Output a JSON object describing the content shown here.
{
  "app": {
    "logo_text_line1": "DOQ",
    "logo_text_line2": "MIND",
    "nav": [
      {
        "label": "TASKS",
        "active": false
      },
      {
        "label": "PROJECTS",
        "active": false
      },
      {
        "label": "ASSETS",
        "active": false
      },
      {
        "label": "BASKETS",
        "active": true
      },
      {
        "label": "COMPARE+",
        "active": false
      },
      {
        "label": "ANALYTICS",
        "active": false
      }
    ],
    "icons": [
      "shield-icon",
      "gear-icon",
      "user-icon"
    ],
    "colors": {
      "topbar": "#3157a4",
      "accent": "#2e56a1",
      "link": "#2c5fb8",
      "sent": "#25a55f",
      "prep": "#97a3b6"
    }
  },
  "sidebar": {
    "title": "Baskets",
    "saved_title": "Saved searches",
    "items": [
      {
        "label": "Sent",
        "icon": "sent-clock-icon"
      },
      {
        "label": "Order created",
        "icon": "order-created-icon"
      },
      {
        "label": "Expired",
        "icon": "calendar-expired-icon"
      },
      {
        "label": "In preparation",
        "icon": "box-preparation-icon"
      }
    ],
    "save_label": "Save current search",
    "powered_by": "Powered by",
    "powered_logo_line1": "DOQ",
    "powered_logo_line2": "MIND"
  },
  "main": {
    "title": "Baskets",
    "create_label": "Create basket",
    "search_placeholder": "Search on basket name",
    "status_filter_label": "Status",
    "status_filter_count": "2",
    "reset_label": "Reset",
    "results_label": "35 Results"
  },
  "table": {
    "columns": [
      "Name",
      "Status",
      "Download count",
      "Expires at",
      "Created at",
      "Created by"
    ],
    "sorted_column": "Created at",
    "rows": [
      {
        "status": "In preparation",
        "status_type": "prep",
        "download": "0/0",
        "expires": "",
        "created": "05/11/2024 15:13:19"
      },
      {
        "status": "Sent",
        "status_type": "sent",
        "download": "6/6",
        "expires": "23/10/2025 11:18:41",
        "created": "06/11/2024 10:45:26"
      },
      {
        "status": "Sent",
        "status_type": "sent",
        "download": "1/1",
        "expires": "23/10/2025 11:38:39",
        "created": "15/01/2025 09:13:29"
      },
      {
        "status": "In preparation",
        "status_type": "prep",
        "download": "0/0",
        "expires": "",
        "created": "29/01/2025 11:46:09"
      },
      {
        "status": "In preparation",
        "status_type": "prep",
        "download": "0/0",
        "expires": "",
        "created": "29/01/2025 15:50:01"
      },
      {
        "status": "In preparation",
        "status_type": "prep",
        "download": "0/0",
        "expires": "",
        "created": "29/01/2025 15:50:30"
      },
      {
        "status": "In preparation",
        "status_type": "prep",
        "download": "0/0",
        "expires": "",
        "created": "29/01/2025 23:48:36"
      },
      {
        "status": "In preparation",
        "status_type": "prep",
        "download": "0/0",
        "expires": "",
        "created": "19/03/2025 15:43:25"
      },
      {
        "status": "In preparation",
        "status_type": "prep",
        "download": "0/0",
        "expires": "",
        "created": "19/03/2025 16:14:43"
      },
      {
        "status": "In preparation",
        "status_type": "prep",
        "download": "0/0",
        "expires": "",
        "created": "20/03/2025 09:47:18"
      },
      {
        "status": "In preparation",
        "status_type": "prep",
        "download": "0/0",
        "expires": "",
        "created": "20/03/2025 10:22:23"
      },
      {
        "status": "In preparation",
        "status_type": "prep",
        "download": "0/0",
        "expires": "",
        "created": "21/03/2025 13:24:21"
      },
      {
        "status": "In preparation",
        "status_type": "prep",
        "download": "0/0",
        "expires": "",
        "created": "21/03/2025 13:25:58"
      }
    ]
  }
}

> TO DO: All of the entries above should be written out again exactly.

> RESULT OF THIS TASK:
Output a JSON object describing the content shown here.
{
  "app": {
    "logo_text_line1": "DOQ",
    "logo_text_line2": "MIND",
    "nav": [
      {
        "label": "TASKS",
        "active": false
      },
      {
        "label": "PROJECTS",
        "active": false
      },
      {
        "label": "ASSETS",
        "active": false
      },
      {
        "label": "BASKETS",
        "active": true
      },
      {
        "label": "COMPARE+",
        "active": false
      },
      {
        "label": "ANALYTICS",
        "active": false
      }
    ],
    "icons": [
      "shield-icon",
      "gear-icon",
      "user-icon"
    ],
    "colors": {
      "topbar": "#3157a4",
      "accent": "#2e56a1",
      "link": "#2c5fb8",
      "sent": "#25a55f",
      "prep": "#97a3b6"
    }
  },
  "sidebar": {
    "title": "Baskets",
    "saved_title": "Saved searches",
    "items": [
      {
        "label": "Sent",
        "icon": "sent-clock-icon"
      },
      {
        "label": "Order created",
        "icon": "order-created-icon"
      },
      {
        "label": "Expired",
        "icon": "calendar-expired-icon"
      },
      {
        "label": "In preparation",
        "icon": "box-preparation-icon"
      }
    ],
    "save_label": "Save current search",
    "powered_by": "Powered by",
    "powered_logo_line1": "DOQ",
    "powered_logo_line2": "MIND"
  },
  "main": {
    "title": "Baskets",
    "create_label": "Create basket",
    "search_placeholder": "Search on basket name",
    "status_filter_label": "Status",
    "status_filter_count": "2",
    "reset_label": "Reset",
    "results_label": "35 Results"
  },
  "table": {
    "columns": [
      "Name",
      "Status",
      "Download count",
      "Expires at",
      "Created at",
      "Created by"
    ],
    "sorted_column": "Created at",
    "rows": [
      {
        "status": "In preparation",
        "status_type": "prep",
        "download": "0/0",
        "expires": "",
        "created": "05/11/2024 15:13:19"
      },
      {
        "status": "Sent",
        "status_type": "sent",
        "download": "6/6",
        "expires": "23/10/2025 11:18:41",
        "created": "06/11/2024 10:45:26"
      },
      {
        "status": "Sent",
        "status_type": "sent",
        "download": "1/1",
        "expires": "23/10/2025 11:38:39",
        "created": "15/01/2025 09:13:29"
      },
      {
        "status": "In preparation",
        "status_type": "prep",
        "download": "0/0",
        "expires": "",
        "created": "29/01/2025 11:46:09"
      },
      {
        "status": "In preparation",
        "status_type": "prep",
        "download": "0/0",
        "expires": "",
        "created": "29/01/2025 15:50:01"
      },
      {
        "status": "In preparation",
        "status_type": "prep",
        "download": "0/0",
        "expires": "",
        "created": "29/01/2025 15:50:30"
      },
      {
        "status": "In preparation",
        "status_type": "prep",
        "download": "0/0",
        "expires": "",
        "created": "29/01/2025 23:48:36"
      },
      {
        "status": "In preparation",
        "status_type": "prep",
        "download": "0/0",
        "expires": "",
        "created": "19/03/2025 15:43:25"
      },
      {
        "status": "In preparation",
        "status_type": "prep",
        "download": "0/0",
        "expires": "",
        "created": "19/03/2025 16:14:43"
      },
      {
        "status": "In preparation",
        "status_type": "prep",
        "download": "0/0",
        "expires": "",
        "created": "20/03/2025 09:47:18"
      },
      {
        "status": "In preparation",
        "status_type": "prep",
        "download": "0/0",
        "expires": "",
        "created": "20/03/2025 10:22:23"
      },
      {
        "status": "In preparation",
        "status_type": "prep",
        "download": "0/0",
        "expires": "",
        "created": "21/03/2025 13:24:21"
      },
      {
        "status": "In preparation",
        "status_type": "prep",
        "download": "0/0",
        "expires": "",
        "created": "21/03/2025 13:25:58"
      }
    ]
  }
}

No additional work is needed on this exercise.